Verena: Yeah. I was gonna say we hoped it would be, but we are pleasantly surprised by how international it is. We are based in New York. We figured we’d have the majority American audience. But 20% of our readers are international, and probably about 75% of our contributors are international. That was also most important to us. Because if you get contributors from a wide variety, that includes countries they’re from, like socio-economic backgrounds, so you’re also gonna be bringing in an audience that comes with them.
What, to you, is an outlier and his role in society?
David: When we started Gossamer, we became outliers. I don’t say that as a point of pride or anything. That’s just a fact. 3 years ago, when we started talking about doing something for people who consumed cannabis, and it was gonna be a print magazine and have these products and extensions, most people in our lives told us that we should probably do something else. Sometimes an outlier can be something that deviates from the norm. An outlier can be a negative thing obviously, and in the kind of thing where it’s like, “Oh, ignore that one. That’s not right.” But sometimes if you’re labeled an outlier or considered one, you have to just own it and kind of go deeper into it. We faced a fair amount of resistance from friends and foes as well. Years later, a lot of people are contributors or [they understand the] cannabis industry. The world’s completely changed.
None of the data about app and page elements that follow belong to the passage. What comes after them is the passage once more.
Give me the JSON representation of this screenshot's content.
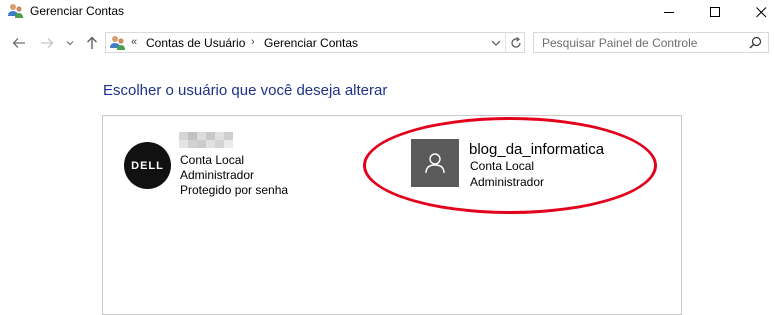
{
  "window": {
    "title": "Gerenciar Contas",
    "app_icon": "users-icon",
    "controls": [
      "minimize-icon",
      "maximize-icon",
      "close-icon"
    ]
  },
  "nav": {
    "buttons": [
      "back-icon",
      "forward-icon",
      "recent-dropdown-icon",
      "up-icon"
    ],
    "address": {
      "overflow_chevron": "«",
      "breadcrumbs": [
        "Contas de Usuário",
        "Gerenciar Contas"
      ],
      "separator": "›"
    },
    "search": {
      "placeholder": "Pesquisar Painel de Controle"
    }
  },
  "main": {
    "heading": "Escolher o usuário que você deseja alterar",
    "accounts": [
      {
        "avatar": "dell-logo",
        "name_redacted": true,
        "lines": [
          "Conta Local",
          "Administrador",
          "Protegido por senha"
        ]
      },
      {
        "avatar": "user-icon",
        "name": "blog_da_informatica",
        "lines": [
          "Conta Local",
          "Administrador"
        ],
        "highlighted": true
      }
    ]
  },
  "colors": {
    "heading": "#1e3287",
    "highlight_ring": "#e3001b",
    "user_tile": "#5a5a5a"
  },
  "dell_logo_text": "DELL"
}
Verena: I wish there was a lot less cheesy way to put this but like, I think we continued to try to do that within the cannabis space, too. I think it’s anyone who’s taking a broad view of what conventional wisdom for like a space that might be, sort of, say, “I wonder what would happen if I went over here instead of this way?” I think that can be really compelling because an outlier by definition, means you’re doing something unique. You’re doing something no one else is doing. People tend to wanna play it really safe and sometimes get scared to take those risks. I think there’s always a benefit from being different. It might not pay off right away, but I think anything that makes you stand out, there’s also probably someone else who aligns with that, and there’s probably someone who aligns with them, and it becomes a really organic way in building a community for allowing people to sort of find something that means something to them.